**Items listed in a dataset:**
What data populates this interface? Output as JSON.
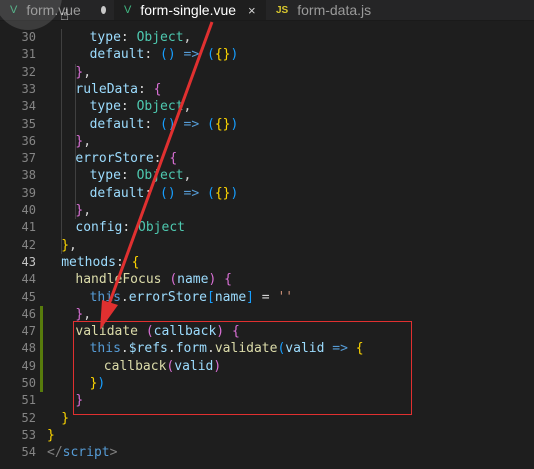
{
  "tabs": [
    {
      "label": "form.vue",
      "type": "vue",
      "modified": true,
      "active": false
    },
    {
      "label": "form-single.vue",
      "type": "vue",
      "modified": false,
      "active": true
    },
    {
      "label": "form-data.js",
      "type": "js",
      "modified": false,
      "active": false
    }
  ],
  "tab_icons": {
    "vue": "V",
    "js": "JS",
    "close": "×"
  },
  "active_line": 43,
  "modified_lines": [
    46,
    47,
    48,
    49,
    50
  ],
  "highlight_box_lines": [
    47,
    52
  ],
  "colors": {
    "highlight_box": "#e03030",
    "arrow": "#e03030",
    "background": "#1e1e1e"
  },
  "code_lines": [
    {
      "n": "30",
      "tokens": [
        [
          "prop",
          "type"
        ],
        [
          "p",
          ": "
        ],
        [
          "type",
          "Object"
        ],
        [
          "p",
          ","
        ]
      ]
    },
    {
      "n": "31",
      "tokens": [
        [
          "prop",
          "default"
        ],
        [
          "p",
          ": "
        ],
        [
          "b3",
          "()"
        ],
        [
          "p",
          " "
        ],
        [
          "kw",
          "=>"
        ],
        [
          "p",
          " "
        ],
        [
          "b3",
          "("
        ],
        [
          "b1",
          "{}"
        ],
        [
          "b3",
          ")"
        ]
      ]
    },
    {
      "n": "32",
      "tokens": [
        [
          "b2",
          "}"
        ],
        [
          "p",
          ","
        ]
      ]
    },
    {
      "n": "33",
      "tokens": [
        [
          "prop",
          "ruleData"
        ],
        [
          "p",
          ": "
        ],
        [
          "b2",
          "{"
        ]
      ]
    },
    {
      "n": "34",
      "tokens": [
        [
          "prop",
          "type"
        ],
        [
          "p",
          ": "
        ],
        [
          "type",
          "Object"
        ],
        [
          "p",
          ","
        ]
      ]
    },
    {
      "n": "35",
      "tokens": [
        [
          "prop",
          "default"
        ],
        [
          "p",
          ": "
        ],
        [
          "b3",
          "()"
        ],
        [
          "p",
          " "
        ],
        [
          "kw",
          "=>"
        ],
        [
          "p",
          " "
        ],
        [
          "b3",
          "("
        ],
        [
          "b1",
          "{}"
        ],
        [
          "b3",
          ")"
        ]
      ]
    },
    {
      "n": "36",
      "tokens": [
        [
          "b2",
          "}"
        ],
        [
          "p",
          ","
        ]
      ]
    },
    {
      "n": "37",
      "tokens": [
        [
          "prop",
          "errorStore"
        ],
        [
          "p",
          ": "
        ],
        [
          "b2",
          "{"
        ]
      ]
    },
    {
      "n": "38",
      "tokens": [
        [
          "prop",
          "type"
        ],
        [
          "p",
          ": "
        ],
        [
          "type",
          "Object"
        ],
        [
          "p",
          ","
        ]
      ]
    },
    {
      "n": "39",
      "tokens": [
        [
          "prop",
          "default"
        ],
        [
          "p",
          ": "
        ],
        [
          "b3",
          "()"
        ],
        [
          "p",
          " "
        ],
        [
          "kw",
          "=>"
        ],
        [
          "p",
          " "
        ],
        [
          "b3",
          "("
        ],
        [
          "b1",
          "{}"
        ],
        [
          "b3",
          ")"
        ]
      ]
    },
    {
      "n": "40",
      "tokens": [
        [
          "b2",
          "}"
        ],
        [
          "p",
          ","
        ]
      ]
    },
    {
      "n": "41",
      "tokens": [
        [
          "prop",
          "config"
        ],
        [
          "p",
          ": "
        ],
        [
          "type",
          "Object"
        ]
      ]
    },
    {
      "n": "42",
      "tokens": [
        [
          "b1",
          "}"
        ],
        [
          "p",
          ","
        ]
      ]
    },
    {
      "n": "43",
      "tokens": [
        [
          "prop",
          "methods"
        ],
        [
          "p",
          ": "
        ],
        [
          "b1",
          "{"
        ]
      ]
    },
    {
      "n": "44",
      "tokens": [
        [
          "fn",
          "handleFocus"
        ],
        [
          "p",
          " "
        ],
        [
          "b2",
          "("
        ],
        [
          "prop",
          "name"
        ],
        [
          "b2",
          ")"
        ],
        [
          "p",
          " "
        ],
        [
          "b2",
          "{"
        ]
      ]
    },
    {
      "n": "45",
      "tokens": [
        [
          "kw",
          "this"
        ],
        [
          "p",
          "."
        ],
        [
          "prop",
          "errorStore"
        ],
        [
          "b3",
          "["
        ],
        [
          "prop",
          "name"
        ],
        [
          "b3",
          "]"
        ],
        [
          "p",
          " = "
        ],
        [
          "str",
          "''"
        ]
      ]
    },
    {
      "n": "46",
      "tokens": [
        [
          "b2",
          "}"
        ],
        [
          "p",
          ","
        ]
      ]
    },
    {
      "n": "47",
      "tokens": [
        [
          "fn",
          "validate"
        ],
        [
          "p",
          " "
        ],
        [
          "b2",
          "("
        ],
        [
          "prop",
          "callback"
        ],
        [
          "b2",
          ")"
        ],
        [
          "p",
          " "
        ],
        [
          "b2",
          "{"
        ]
      ]
    },
    {
      "n": "48",
      "tokens": [
        [
          "kw",
          "this"
        ],
        [
          "p",
          "."
        ],
        [
          "prop",
          "$refs"
        ],
        [
          "p",
          "."
        ],
        [
          "prop",
          "form"
        ],
        [
          "p",
          "."
        ],
        [
          "fn",
          "validate"
        ],
        [
          "b3",
          "("
        ],
        [
          "prop",
          "valid"
        ],
        [
          "p",
          " "
        ],
        [
          "kw",
          "=>"
        ],
        [
          "p",
          " "
        ],
        [
          "b1",
          "{"
        ]
      ]
    },
    {
      "n": "49",
      "tokens": [
        [
          "fn",
          "callback"
        ],
        [
          "b2",
          "("
        ],
        [
          "prop",
          "valid"
        ],
        [
          "b2",
          ")"
        ]
      ]
    },
    {
      "n": "50",
      "tokens": [
        [
          "b1",
          "}"
        ],
        [
          "b3",
          ")"
        ]
      ]
    },
    {
      "n": "51",
      "tokens": [
        [
          "b2",
          "}"
        ]
      ]
    },
    {
      "n": "52",
      "tokens": [
        [
          "b1",
          "}"
        ]
      ]
    },
    {
      "n": "53",
      "tokens": [
        [
          "b1",
          "}"
        ]
      ]
    },
    {
      "n": "54",
      "tokens": [
        [
          "tag",
          "</"
        ],
        [
          "kw",
          "script"
        ],
        [
          "tag",
          ">"
        ]
      ]
    }
  ]
}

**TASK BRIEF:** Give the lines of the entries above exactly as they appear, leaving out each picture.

**SOLUTION TO THIS PROBLEM:**
What data populates this interface? Output as JSON.
{
  "tabs": [
    {
      "label": "form.vue",
      "type": "vue",
      "modified": true,
      "active": false
    },
    {
      "label": "form-single.vue",
      "type": "vue",
      "modified": false,
      "active": true
    },
    {
      "label": "form-data.js",
      "type": "js",
      "modified": false,
      "active": false
    }
  ],
  "tab_icons": {
    "vue": "V",
    "js": "JS",
    "close": "×"
  },
  "active_line": 43,
  "modified_lines": [
    46,
    47,
    48,
    49,
    50
  ],
  "highlight_box_lines": [
    47,
    52
  ],
  "colors": {
    "highlight_box": "#e03030",
    "arrow": "#e03030",
    "background": "#1e1e1e"
  },
  "code_lines": [
    {
      "n": "30",
      "tokens": [
        [
          "prop",
          "type"
        ],
        [
          "p",
          ": "
        ],
        [
          "type",
          "Object"
        ],
        [
          "p",
          ","
        ]
      ]
    },
    {
      "n": "31",
      "tokens": [
        [
          "prop",
          "default"
        ],
        [
          "p",
          ": "
        ],
        [
          "b3",
          "()"
        ],
        [
          "p",
          " "
        ],
        [
          "kw",
          "=>"
        ],
        [
          "p",
          " "
        ],
        [
          "b3",
          "("
        ],
        [
          "b1",
          "{}"
        ],
        [
          "b3",
          ")"
        ]
      ]
    },
    {
      "n": "32",
      "tokens": [
        [
          "b2",
          "}"
        ],
        [
          "p",
          ","
        ]
      ]
    },
    {
      "n": "33",
      "tokens": [
        [
          "prop",
          "ruleData"
        ],
        [
          "p",
          ": "
        ],
        [
          "b2",
          "{"
        ]
      ]
    },
    {
      "n": "34",
      "tokens": [
        [
          "prop",
          "type"
        ],
        [
          "p",
          ": "
        ],
        [
          "type",
          "Object"
        ],
        [
          "p",
          ","
        ]
      ]
    },
    {
      "n": "35",
      "tokens": [
        [
          "prop",
          "default"
        ],
        [
          "p",
          ": "
        ],
        [
          "b3",
          "()"
        ],
        [
          "p",
          " "
        ],
        [
          "kw",
          "=>"
        ],
        [
          "p",
          " "
        ],
        [
          "b3",
          "("
        ],
        [
          "b1",
          "{}"
        ],
        [
          "b3",
          ")"
        ]
      ]
    },
    {
      "n": "36",
      "tokens": [
        [
          "b2",
          "}"
        ],
        [
          "p",
          ","
        ]
      ]
    },
    {
      "n": "37",
      "tokens": [
        [
          "prop",
          "errorStore"
        ],
        [
          "p",
          ": "
        ],
        [
          "b2",
          "{"
        ]
      ]
    },
    {
      "n": "38",
      "tokens": [
        [
          "prop",
          "type"
        ],
        [
          "p",
          ": "
        ],
        [
          "type",
          "Object"
        ],
        [
          "p",
          ","
        ]
      ]
    },
    {
      "n": "39",
      "tokens": [
        [
          "prop",
          "default"
        ],
        [
          "p",
          ": "
        ],
        [
          "b3",
          "()"
        ],
        [
          "p",
          " "
        ],
        [
          "kw",
          "=>"
        ],
        [
          "p",
          " "
        ],
        [
          "b3",
          "("
        ],
        [
          "b1",
          "{}"
        ],
        [
          "b3",
          ")"
        ]
      ]
    },
    {
      "n": "40",
      "tokens": [
        [
          "b2",
          "}"
        ],
        [
          "p",
          ","
        ]
      ]
    },
    {
      "n": "41",
      "tokens": [
        [
          "prop",
          "config"
        ],
        [
          "p",
          ": "
        ],
        [
          "type",
          "Object"
        ]
      ]
    },
    {
      "n": "42",
      "tokens": [
        [
          "b1",
          "}"
        ],
        [
          "p",
          ","
        ]
      ]
    },
    {
      "n": "43",
      "tokens": [
        [
          "prop",
          "methods"
        ],
        [
          "p",
          ": "
        ],
        [
          "b1",
          "{"
        ]
      ]
    },
    {
      "n": "44",
      "tokens": [
        [
          "fn",
          "handleFocus"
        ],
        [
          "p",
          " "
        ],
        [
          "b2",
          "("
        ],
        [
          "prop",
          "name"
        ],
        [
          "b2",
          ")"
        ],
        [
          "p",
          " "
        ],
        [
          "b2",
          "{"
        ]
      ]
    },
    {
      "n": "45",
      "tokens": [
        [
          "kw",
          "this"
        ],
        [
          "p",
          "."
        ],
        [
          "prop",
          "errorStore"
        ],
        [
          "b3",
          "["
        ],
        [
          "prop",
          "name"
        ],
        [
          "b3",
          "]"
        ],
        [
          "p",
          " = "
        ],
        [
          "str",
          "''"
        ]
      ]
    },
    {
      "n": "46",
      "tokens": [
        [
          "b2",
          "}"
        ],
        [
          "p",
          ","
        ]
      ]
    },
    {
      "n": "47",
      "tokens": [
        [
          "fn",
          "validate"
        ],
        [
          "p",
          " "
        ],
        [
          "b2",
          "("
        ],
        [
          "prop",
          "callback"
        ],
        [
          "b2",
          ")"
        ],
        [
          "p",
          " "
        ],
        [
          "b2",
          "{"
        ]
      ]
    },
    {
      "n": "48",
      "tokens": [
        [
          "kw",
          "this"
        ],
        [
          "p",
          "."
        ],
        [
          "prop",
          "$refs"
        ],
        [
          "p",
          "."
        ],
        [
          "prop",
          "form"
        ],
        [
          "p",
          "."
        ],
        [
          "fn",
          "validate"
        ],
        [
          "b3",
          "("
        ],
        [
          "prop",
          "valid"
        ],
        [
          "p",
          " "
        ],
        [
          "kw",
          "=>"
        ],
        [
          "p",
          " "
        ],
        [
          "b1",
          "{"
        ]
      ]
    },
    {
      "n": "49",
      "tokens": [
        [
          "fn",
          "callback"
        ],
        [
          "b2",
          "("
        ],
        [
          "prop",
          "valid"
        ],
        [
          "b2",
          ")"
        ]
      ]
    },
    {
      "n": "50",
      "tokens": [
        [
          "b1",
          "}"
        ],
        [
          "b3",
          ")"
        ]
      ]
    },
    {
      "n": "51",
      "tokens": [
        [
          "b2",
          "}"
        ]
      ]
    },
    {
      "n": "52",
      "tokens": [
        [
          "b1",
          "}"
        ]
      ]
    },
    {
      "n": "53",
      "tokens": [
        [
          "b1",
          "}"
        ]
      ]
    },
    {
      "n": "54",
      "tokens": [
        [
          "tag",
          "</"
        ],
        [
          "kw",
          "script"
        ],
        [
          "tag",
          ">"
        ]
      ]
    }
  ]
}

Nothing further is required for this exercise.